Agreement Needed On Virus Deaths: QLD Deputy Premier

September 2, 2021 Updated: September 2, 2021

National Cabinet must make the “challenging decision” on how many COVID-19 deaths they’re willing to accept in order for Australia to reopen, Queensland’s deputy premier says.

Queensland Deputy Premier Steven Miles says vaccination rates aren’t the only variable the prime minister and state and territory leaders need to consider before reopening under the national plan.

He says the Doherty Institute has only modelled the number of cases, hospitalisations, ICU cases, and deaths that will happen at varying levels of vaccination coverage and testing, tracing, isolation, and quarantine measures.

The deputy premier says the national cabinet is yet to come to an agreement on the number of deaths leaders are willing to accept in order to ease restrictions and soften state border controls.

“Well, that’s effectively the decision that needs to be made here,” Miles told ABC radio on Friday.

“The modelling calculates how many people die under each scenario, and that’s the challenging decision that our leaders need to make, and I don’t think they can be simplified the way the prime minister has tried to.”

Miles said until a clear decision had been made by the national cabinet, Queensland couldn’t commit to reopening when other state leaders may be willing to accept more cases, hospitalisations, ICU cases, and deaths.

It wasn’t a binary choice to reopen or not at 80 percent, he said, with the modelling showing that some level of restrictions, such as lockdowns, could be needed to deal with outbreaks.

The deputy premier said lockdowns would be less likely at 80 percent vaccination coverage, but decisions on borders would depend on circumstances in other states.

He also defended Queensland’s vaccination coverage, which at 51.6 percent for one dose and 32.9 percent fully vaccinated, is the second-lowest in the country.

Miles said New South Wales (NSW) had been given more Pfizer vaccines due to its outbreak and he denied the Queensland government had set back its own rollout by creating “panic” about blood clots from the AstraZeneca jab.
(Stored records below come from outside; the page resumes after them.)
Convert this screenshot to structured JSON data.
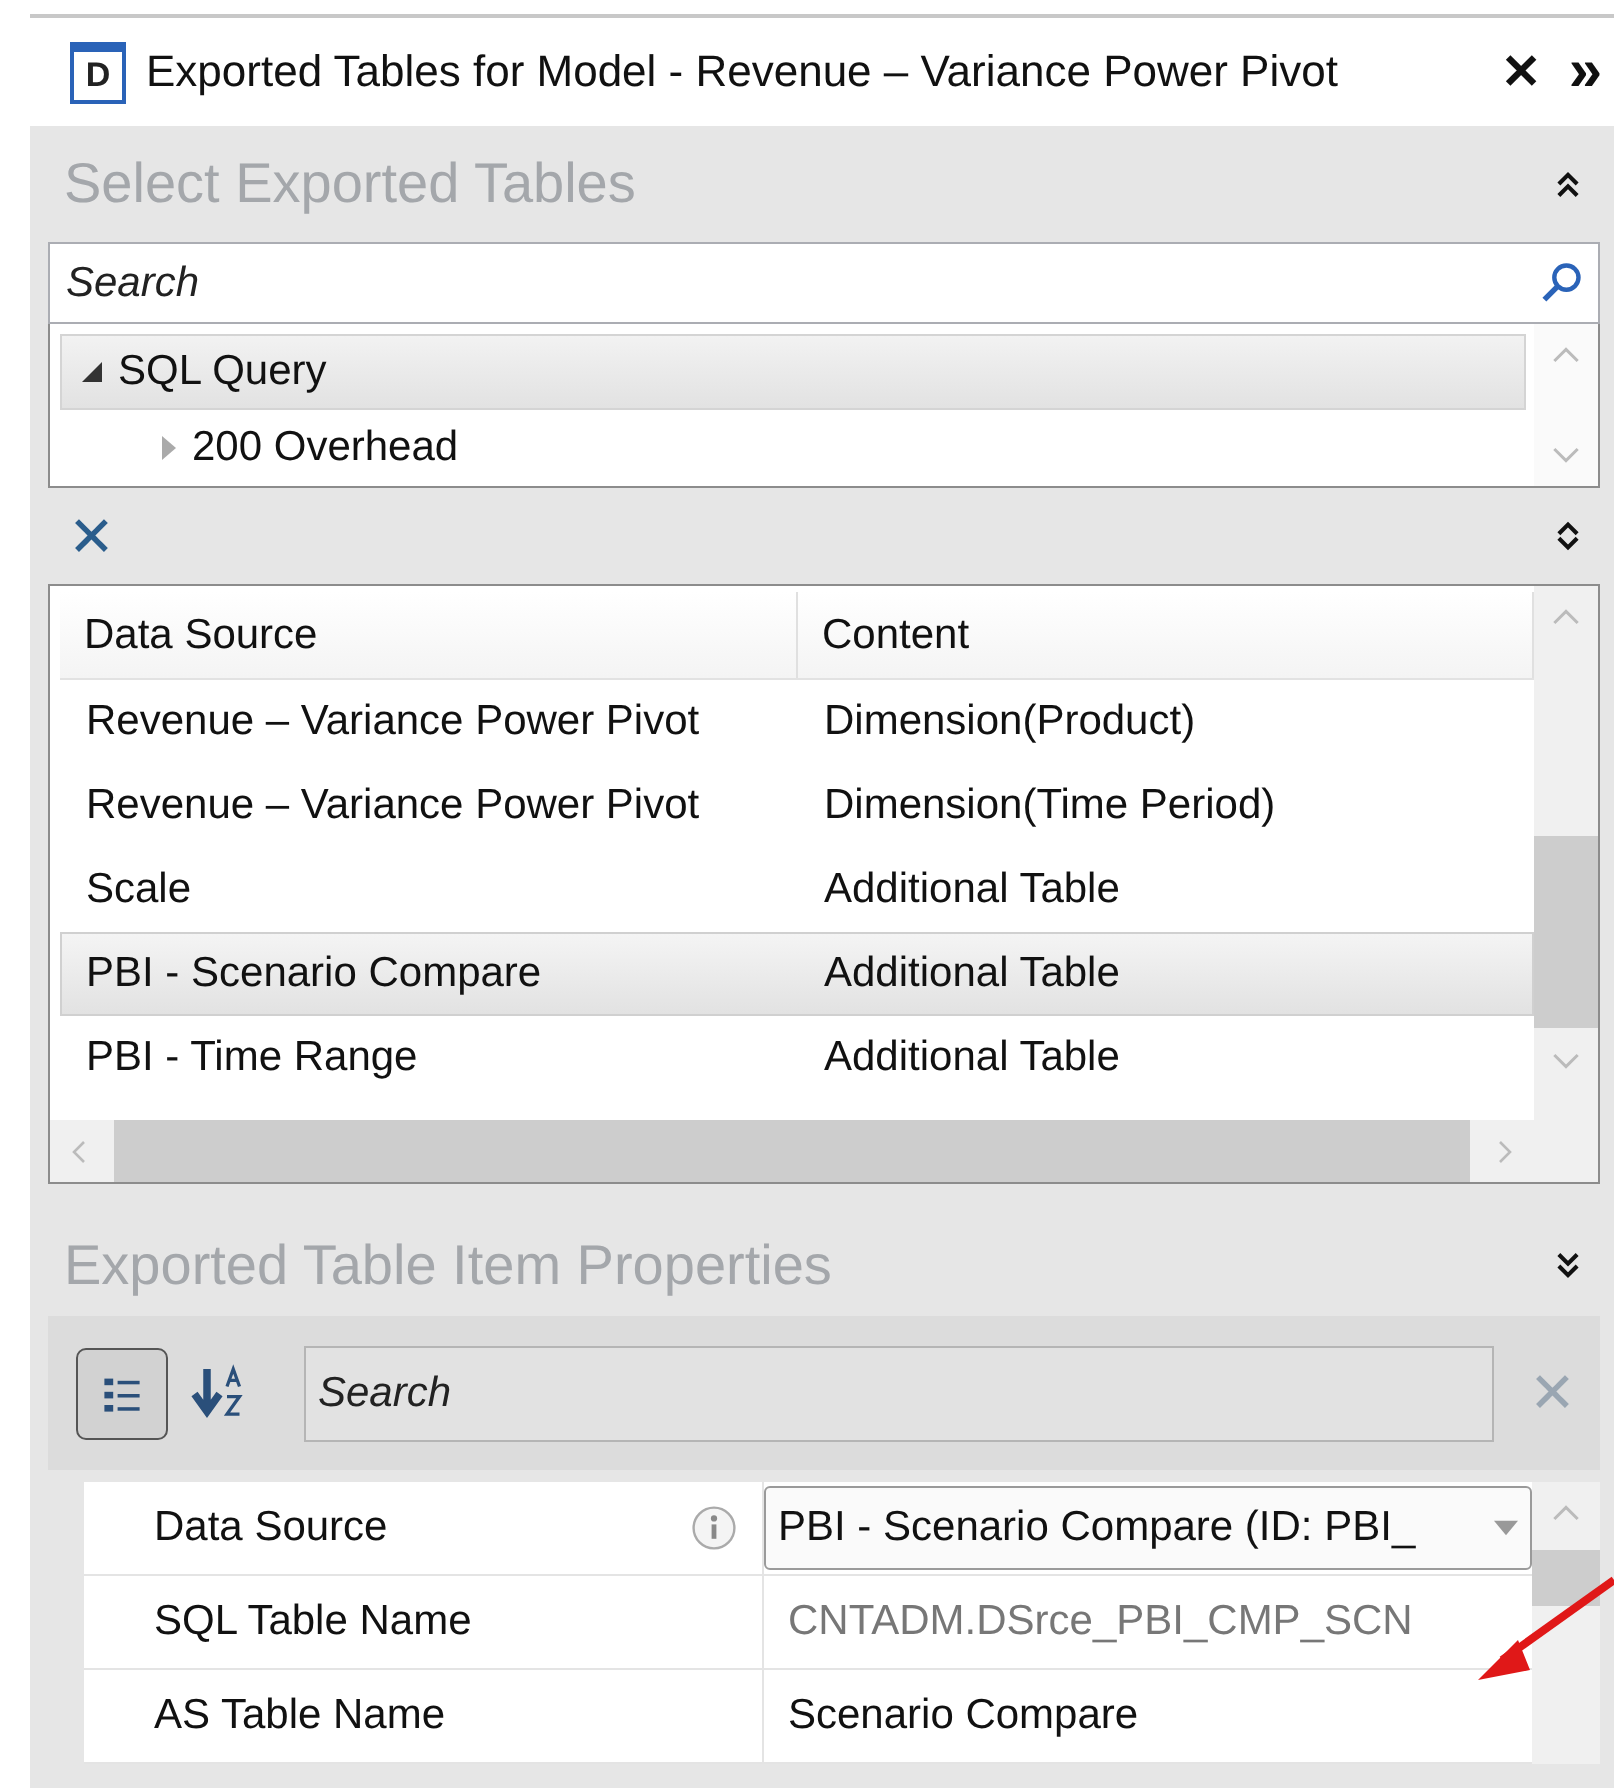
{
  "window": {
    "icon_letter": "D",
    "title": "Exported Tables for Model - Revenue – Variance Power Pivot",
    "close": "✕",
    "overflow": "»"
  },
  "select_section": {
    "title": "Select Exported Tables",
    "expanded": true,
    "search": {
      "placeholder": "Search"
    },
    "tree": [
      {
        "label": "SQL Query",
        "expanded": true,
        "selected": true,
        "children": [
          {
            "label": "200 Overhead",
            "expanded": false,
            "selected": false
          }
        ]
      }
    ]
  },
  "tables_section": {
    "remove": "✕",
    "columns": [
      "Data Source",
      "Content"
    ],
    "rows": [
      {
        "data_source": "Revenue – Variance Power Pivot",
        "content": "Dimension(Product)",
        "selected": false
      },
      {
        "data_source": "Revenue – Variance Power Pivot",
        "content": "Dimension(Time Period)",
        "selected": false
      },
      {
        "data_source": "Scale",
        "content": "Additional Table",
        "selected": false
      },
      {
        "data_source": "PBI - Scenario Compare",
        "content": "Additional Table",
        "selected": true
      },
      {
        "data_source": "PBI - Time Range",
        "content": "Additional Table",
        "selected": false
      }
    ]
  },
  "properties_section": {
    "title": "Exported Table Item Properties",
    "expanded": false,
    "categorized": true,
    "search": {
      "placeholder": "Search"
    },
    "properties": [
      {
        "name": "Data Source",
        "kind": "dropdown",
        "info": true,
        "value": "PBI - Scenario Compare (ID: PBI_"
      },
      {
        "name": "SQL Table Name",
        "kind": "readonly",
        "info": false,
        "value": "CNTADM.DSrce_PBI_CMP_SCN"
      },
      {
        "name": "AS Table Name",
        "kind": "text",
        "info": false,
        "value": "Scenario Compare"
      }
    ]
  }
}
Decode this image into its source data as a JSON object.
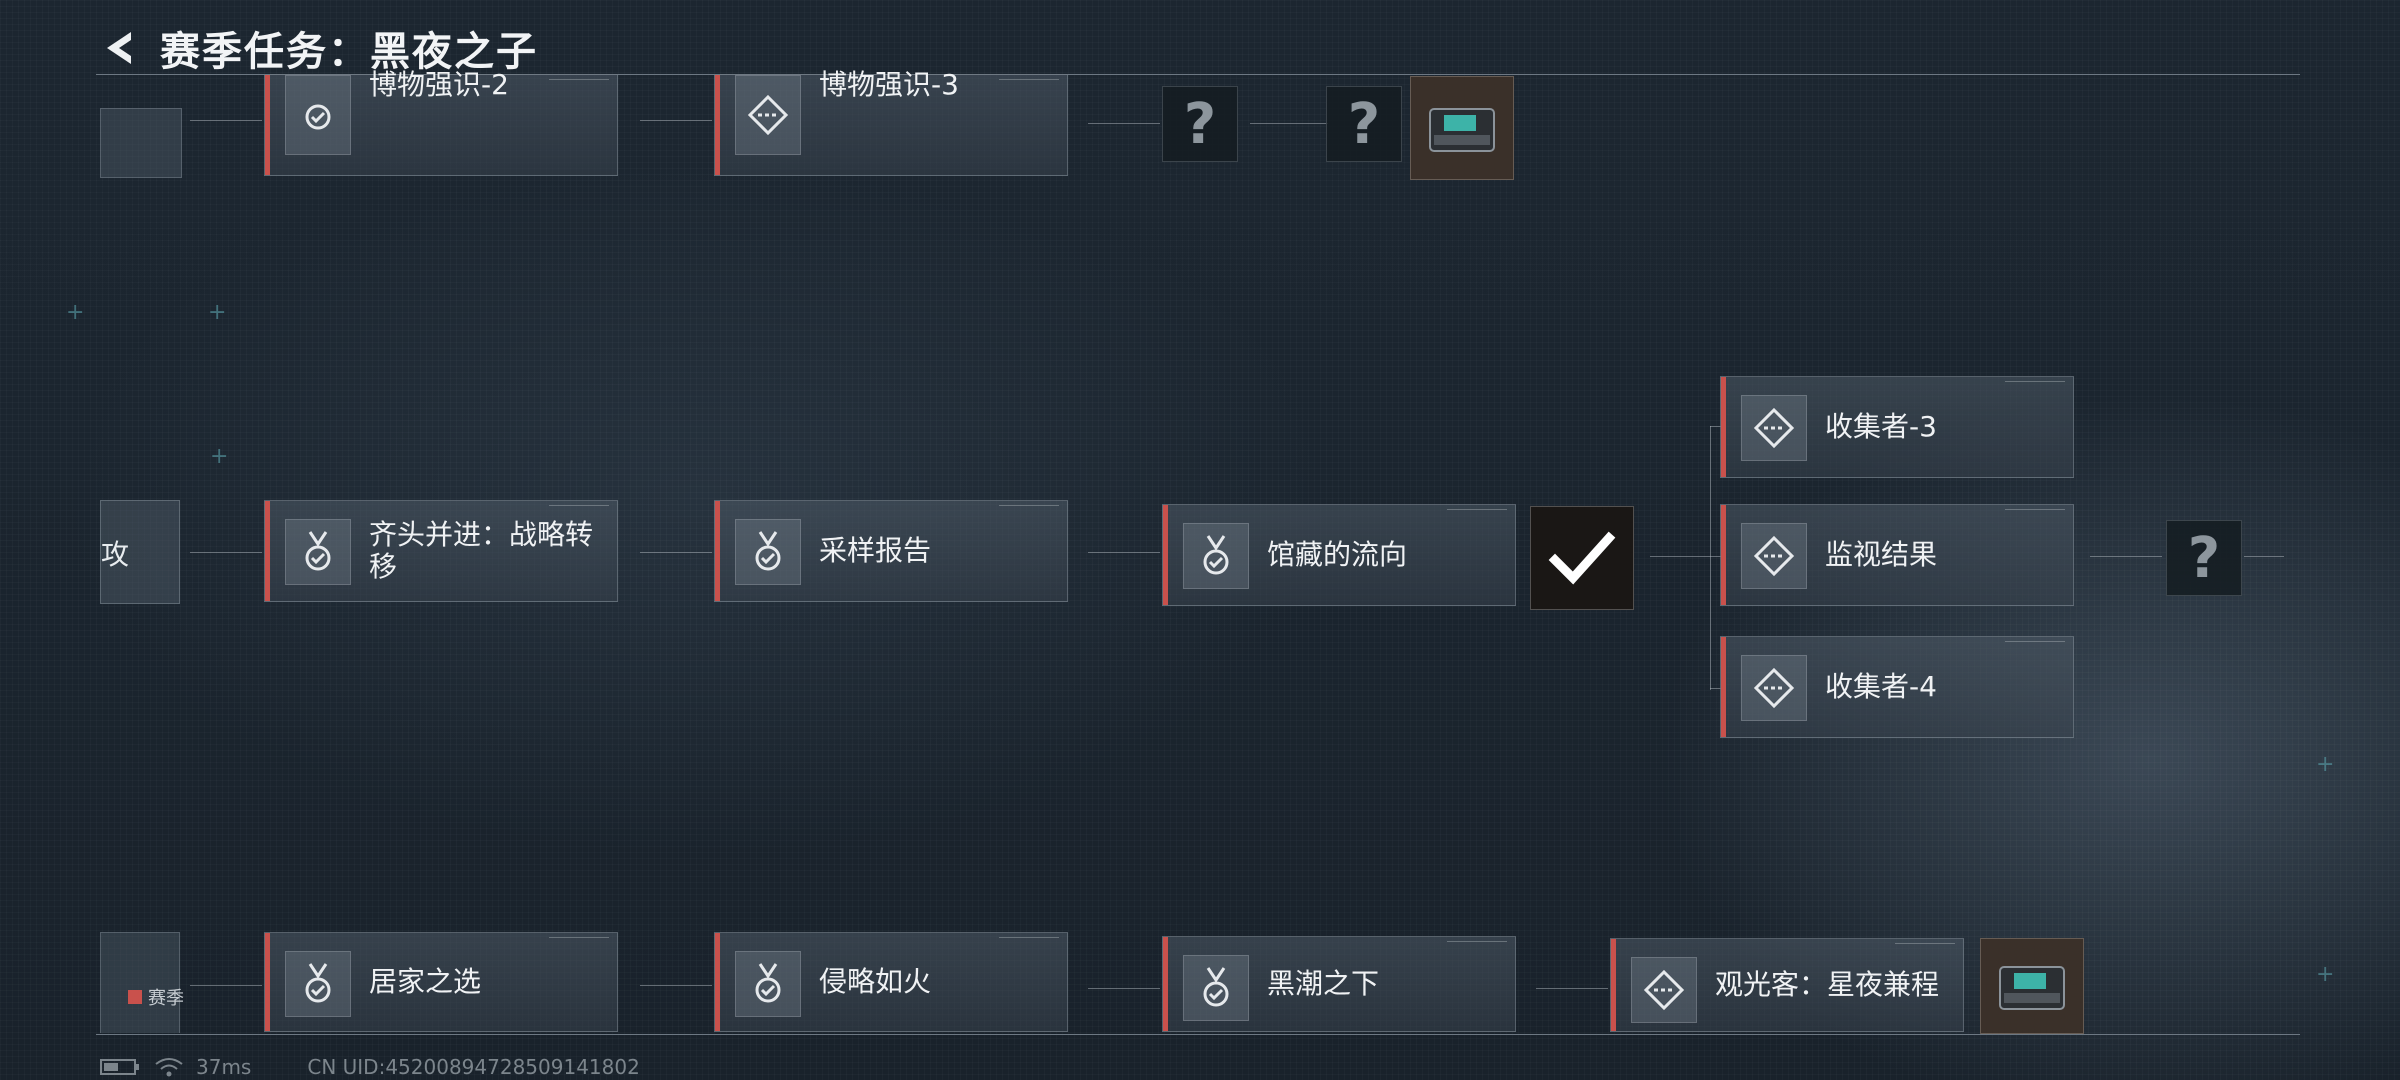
{
  "header": {
    "title": "赛季任务：黑夜之子"
  },
  "rows": {
    "top": [
      {
        "label": "博物强识-2",
        "icon": "medal-check-icon"
      },
      {
        "label": "博物强识-3",
        "icon": "diamond-dash-icon"
      }
    ],
    "middle": [
      {
        "label": "齐头并进：战略转移",
        "icon": "medal-check-icon"
      },
      {
        "label": "采样报告",
        "icon": "medal-check-icon"
      },
      {
        "label": "馆藏的流向",
        "icon": "medal-check-icon"
      }
    ],
    "branch": [
      {
        "label": "收集者-3",
        "icon": "diamond-dash-icon"
      },
      {
        "label": "监视结果",
        "icon": "diamond-dash-icon"
      },
      {
        "label": "收集者-4",
        "icon": "diamond-dash-icon"
      }
    ],
    "bottom": [
      {
        "label": "居家之选",
        "icon": "medal-check-icon"
      },
      {
        "label": "侵略如火",
        "icon": "medal-check-icon"
      },
      {
        "label": "黑潮之下",
        "icon": "medal-check-icon"
      },
      {
        "label": "观光客：星夜兼程",
        "icon": "diamond-dash-icon"
      }
    ]
  },
  "partial_left_label": "攻",
  "unknown_glyph": "?",
  "legend": {
    "label": "赛季",
    "color": "#c9514c"
  },
  "status": {
    "ping": "37ms",
    "uid": "CN UID:4520089472850914180​2"
  },
  "colors": {
    "accent": "#c9514c",
    "background": "#1b252f"
  }
}
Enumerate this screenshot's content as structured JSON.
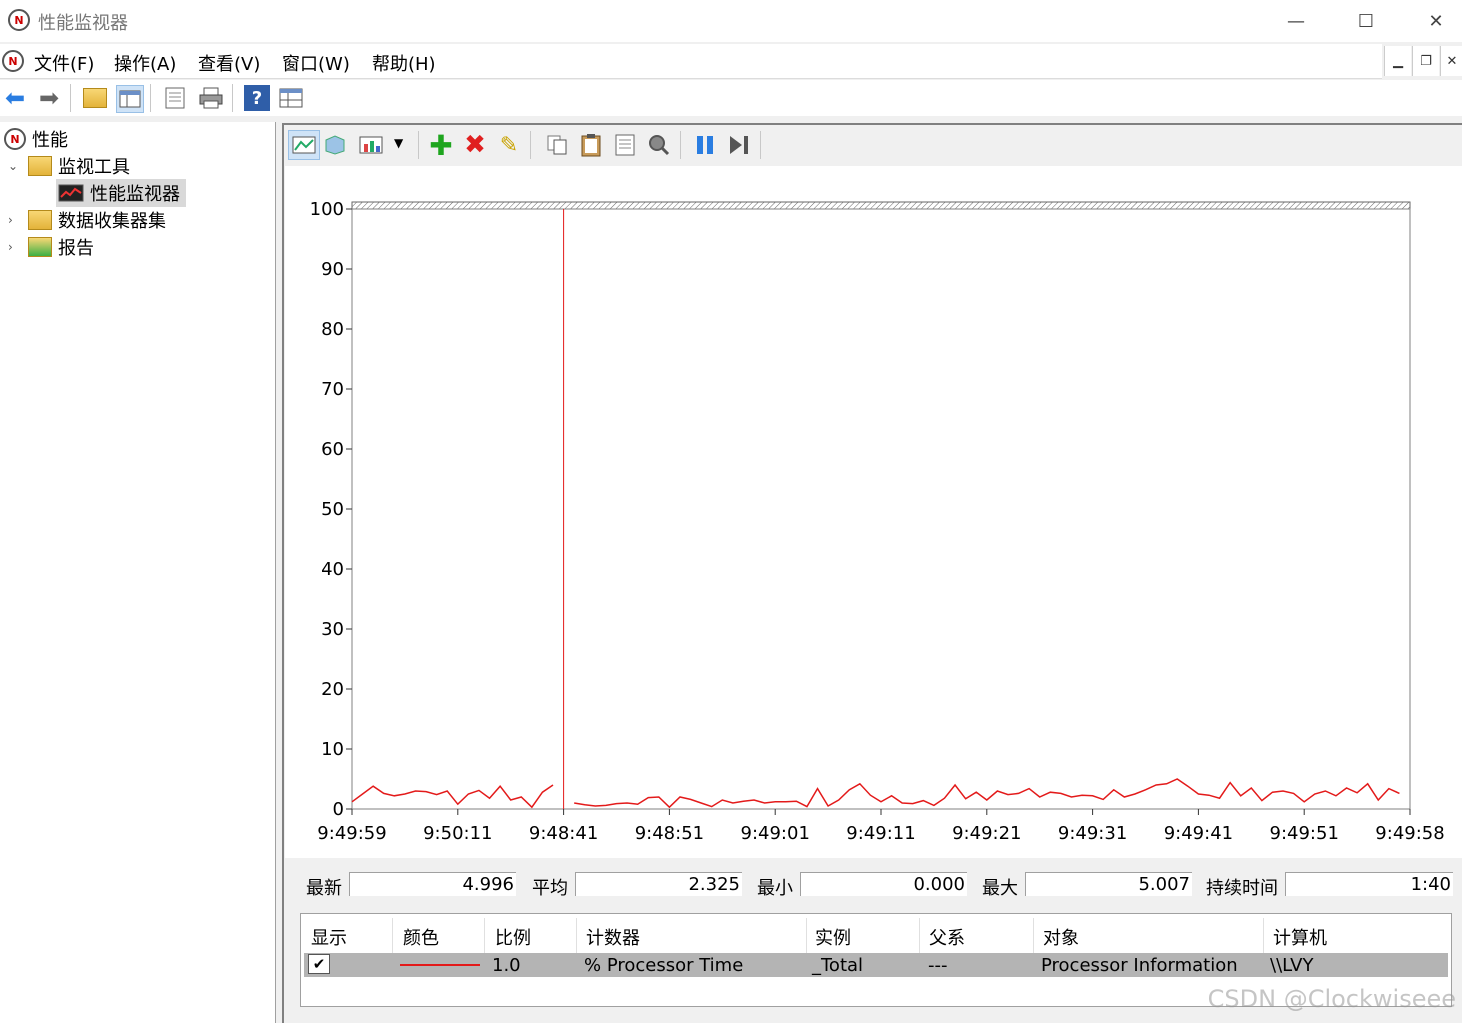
{
  "window": {
    "title": "性能监视器",
    "controls": [
      "—",
      "☐",
      "✕"
    ]
  },
  "menu": {
    "items": [
      "文件(F)",
      "操作(A)",
      "查看(V)",
      "窗口(W)",
      "帮助(H)"
    ]
  },
  "tree": {
    "root": "性能",
    "monitor_tools": "监视工具",
    "perf_monitor": "性能监视器",
    "data_collectors": "数据收集器集",
    "reports": "报告"
  },
  "chart_data": {
    "type": "line",
    "ylim": [
      0,
      100
    ],
    "yticks": [
      0,
      10,
      20,
      30,
      40,
      50,
      60,
      70,
      80,
      90,
      100
    ],
    "xticks": [
      "9:49:59",
      "9:50:11",
      "9:48:41",
      "9:48:51",
      "9:49:01",
      "9:49:11",
      "9:49:21",
      "9:49:31",
      "9:49:41",
      "9:49:51",
      "9:49:58"
    ],
    "series": [
      {
        "color": "#e31a1a",
        "segment_before_cursor": [
          1.2,
          2.5,
          3.8,
          2.6,
          2.2,
          2.5,
          3.0,
          2.9,
          2.4,
          3.0,
          0.8,
          2.5,
          3.1,
          1.8,
          3.8,
          1.5,
          2.0,
          0.3,
          2.8,
          4.0
        ],
        "segment_after_cursor": [
          1.0,
          0.7,
          0.5,
          0.6,
          0.9,
          1.0,
          0.8,
          1.9,
          2.0,
          0.3,
          2.0,
          1.6,
          1.0,
          0.4,
          1.5,
          1.0,
          1.3,
          1.5,
          1.0,
          1.2,
          1.2,
          1.3,
          0.4,
          3.4,
          0.5,
          1.5,
          3.2,
          4.2,
          2.3,
          1.2,
          2.2,
          1.0,
          0.9,
          1.4,
          0.6,
          1.8,
          4.0,
          1.7,
          2.8,
          1.5,
          3.0,
          2.4,
          2.6,
          3.4,
          2.0,
          2.8,
          2.6,
          2.0,
          2.3,
          2.2,
          1.6,
          3.2,
          2.0,
          2.5,
          3.2,
          4.0,
          4.2,
          5.0,
          3.8,
          2.5,
          2.3,
          1.8,
          4.4,
          2.2,
          3.5,
          1.4,
          2.8,
          3.0,
          2.6,
          1.2,
          2.5,
          3.0,
          2.2,
          3.5,
          2.7,
          4.2,
          1.5,
          3.4,
          2.6
        ]
      }
    ]
  },
  "stats": {
    "last_label": "最新",
    "last": "4.996",
    "avg_label": "平均",
    "avg": "2.325",
    "min_label": "最小",
    "min": "0.000",
    "max_label": "最大",
    "max": "5.007",
    "duration_label": "持续时间",
    "duration": "1:40"
  },
  "table": {
    "headers": [
      "显示",
      "颜色",
      "比例",
      "计数器",
      "实例",
      "父系",
      "对象",
      "计算机"
    ],
    "row": {
      "checked": "✔",
      "scale": "1.0",
      "counter": "% Processor Time",
      "instance": "_Total",
      "parent": "---",
      "object": "Processor Information",
      "computer": "\\\\LVY"
    }
  },
  "watermark": "CSDN @Clockwiseee"
}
“That was the health advice, and people can look at, look at that and make their own decisions,” the deputy premier said.

“You know there’s been complications related to that vaccine even as recently as this week, but we continue to roll out the vaccines that were provided as quickly as we can.”

Miles hit back at federal Health Minister Greg Hunt’s comments that Queensland’s hard border policy was “a profound moral failure” for locking out sick people and toddler Memphis Francis.

He said the three-year-old had been granted an exemption as soon as there was an application, and Hunt had failed himself.

“The federal health minister calling this ‘the greatest moral failure’ while on his doorstep thousands of people in NSW have the virus is pretty incredible.”